When it comes to choosing the best aftershave, the best approach is to understand the goal. After a razor glides over the coarse hairs on the beard area, the skin gets inflamed and irritated leading to an higher risk of ingrown hairs. It helps to use a product that soothes the skin, brings down the inflammation and nourishes the skin with hydration.


For routine aftershaves I tend to recommend Aveeno Mens fragrance free after shave lotion. This product is soothing with oat and Shea butter. It nourishes and repairs the skin with petrolatum. And it is fragrance free making it less likely to irritate or inflamed freshly shaved skin.



Sensitive skin:

Aveeno after shave as mentioned above! Dry skin:

When men experience excess dryness in the beard area after shaving much of this is from irritation from the shave. Nivea sensitive post shave balm is great for excess dry skin. The vitamin E is hydrating and soothing in this product.
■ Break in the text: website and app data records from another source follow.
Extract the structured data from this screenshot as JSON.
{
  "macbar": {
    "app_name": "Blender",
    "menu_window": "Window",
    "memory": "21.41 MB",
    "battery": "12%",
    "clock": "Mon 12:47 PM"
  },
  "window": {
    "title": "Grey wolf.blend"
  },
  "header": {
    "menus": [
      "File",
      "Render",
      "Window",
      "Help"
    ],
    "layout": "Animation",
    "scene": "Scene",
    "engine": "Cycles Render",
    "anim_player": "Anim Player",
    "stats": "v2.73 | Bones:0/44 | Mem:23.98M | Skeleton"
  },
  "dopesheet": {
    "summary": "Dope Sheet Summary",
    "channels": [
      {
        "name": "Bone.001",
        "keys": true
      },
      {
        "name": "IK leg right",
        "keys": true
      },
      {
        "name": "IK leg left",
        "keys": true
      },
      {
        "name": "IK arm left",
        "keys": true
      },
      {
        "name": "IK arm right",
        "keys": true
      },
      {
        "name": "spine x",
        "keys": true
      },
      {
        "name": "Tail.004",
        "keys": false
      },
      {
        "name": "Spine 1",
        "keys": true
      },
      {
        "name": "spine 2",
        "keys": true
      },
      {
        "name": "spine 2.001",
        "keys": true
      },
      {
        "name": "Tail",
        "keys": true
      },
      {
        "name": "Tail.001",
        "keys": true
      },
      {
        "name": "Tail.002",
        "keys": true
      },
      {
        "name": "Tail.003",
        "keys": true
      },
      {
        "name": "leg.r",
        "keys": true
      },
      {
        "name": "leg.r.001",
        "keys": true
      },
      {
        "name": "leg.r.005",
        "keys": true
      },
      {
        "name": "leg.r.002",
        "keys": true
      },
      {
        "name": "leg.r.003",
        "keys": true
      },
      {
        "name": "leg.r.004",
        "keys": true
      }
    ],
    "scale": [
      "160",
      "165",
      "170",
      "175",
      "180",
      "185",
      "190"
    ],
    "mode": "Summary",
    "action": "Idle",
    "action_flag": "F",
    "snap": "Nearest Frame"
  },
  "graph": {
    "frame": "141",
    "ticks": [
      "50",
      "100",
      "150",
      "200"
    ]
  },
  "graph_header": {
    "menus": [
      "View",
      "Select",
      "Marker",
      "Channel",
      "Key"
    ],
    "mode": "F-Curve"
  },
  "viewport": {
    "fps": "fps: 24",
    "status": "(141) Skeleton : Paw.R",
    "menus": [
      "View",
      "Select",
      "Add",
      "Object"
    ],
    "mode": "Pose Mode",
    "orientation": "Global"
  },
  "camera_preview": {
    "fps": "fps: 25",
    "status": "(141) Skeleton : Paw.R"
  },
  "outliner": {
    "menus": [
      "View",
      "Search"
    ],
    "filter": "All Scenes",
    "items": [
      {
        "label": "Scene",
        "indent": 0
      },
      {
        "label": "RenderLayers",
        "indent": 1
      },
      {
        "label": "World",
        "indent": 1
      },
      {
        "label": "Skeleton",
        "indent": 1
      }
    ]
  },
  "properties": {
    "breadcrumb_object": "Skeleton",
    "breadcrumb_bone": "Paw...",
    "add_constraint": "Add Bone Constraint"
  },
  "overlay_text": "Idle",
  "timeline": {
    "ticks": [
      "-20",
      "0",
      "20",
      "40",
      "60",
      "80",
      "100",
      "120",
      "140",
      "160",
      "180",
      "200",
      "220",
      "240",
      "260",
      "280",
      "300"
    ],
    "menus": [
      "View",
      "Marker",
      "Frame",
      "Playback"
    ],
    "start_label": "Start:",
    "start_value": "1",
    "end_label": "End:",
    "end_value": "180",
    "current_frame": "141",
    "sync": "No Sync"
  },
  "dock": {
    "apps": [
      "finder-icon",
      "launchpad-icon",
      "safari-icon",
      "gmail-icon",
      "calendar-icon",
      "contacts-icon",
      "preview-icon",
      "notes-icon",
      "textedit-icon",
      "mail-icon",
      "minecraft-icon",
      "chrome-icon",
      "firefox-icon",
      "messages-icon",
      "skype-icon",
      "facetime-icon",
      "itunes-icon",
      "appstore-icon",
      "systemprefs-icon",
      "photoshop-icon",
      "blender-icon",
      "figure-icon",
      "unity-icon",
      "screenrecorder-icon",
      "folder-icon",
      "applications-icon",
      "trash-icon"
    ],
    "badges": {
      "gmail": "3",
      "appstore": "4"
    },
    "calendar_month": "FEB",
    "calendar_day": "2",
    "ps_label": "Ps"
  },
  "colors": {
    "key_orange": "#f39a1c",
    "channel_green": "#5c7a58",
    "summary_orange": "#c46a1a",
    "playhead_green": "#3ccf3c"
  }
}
Acne prone skin:

If you have acne prone skin, I would suggest discussing your options with your dermatologist. This tends to be the result of folliculitis or infected hair follicles and is often best covered with a topical antibiotic as an aftershave for the short term.

Aging skin:

The most important consideration as we get older is to remember to use sunblock as well after shaving. I routinely see patients that have a spot in the beard area they assume is an ingrown hair that won’t heal and it turns out to be a basal cell skin cancer or squamous cell carcinoma. As soon as shaving is complete, it’s important to apply after shave to immediately soothe the skin.


The key to a great shave is to get as close a shave as possible while taking care to avoid irritating or nicking the skin and minimizing the chances for ingrown hairs to develop.  The challenge with shaving is understanding the topography of the hair bearing areas.  Shaving hair is not like mowing the lawn on a baseball field!  Skin with thick coarse hairs is not a smooth surface studded with hairs that can be closely shaved easily.  Have you every seen a jelly spike ball?  Imagine a hair growing out of each spike.  Now, imagine taking a razor and trying to shave those hairs without nicking a spike and still getting a close shave.  Every time we shave, that is exactly what the topography of the skin  is like up close! Puts this daily routine into a little perspective! It’s best to shave when your skin is adequately hydrated- towards the end of a shower, not necessarily the beginning. Try to make sure the water temperature is not too hot to avoid the skin swelling around the hair follicle as your shave will not be as close as you like. If you tend to get recurrent ingrown hairs or inflamed it follicles, try out these steps: - wash with an antibacterial soap to reduce bacteria  around and in our hair follicles - change your razors routinely to avoid bacteria from building up on the blade that can spread bacteria into small nicks or cuts in your skin - consider using an antibacterial topical after shaving to reduce residual bacteria left on the skin after hair removal If persistent consider a trip to your dermatologist as a course of oral antibiotics and a prescription topical antibiotic may be your key to clearing your skin!


Read more as Dr ILYAS discusses this topic with NY Magazine!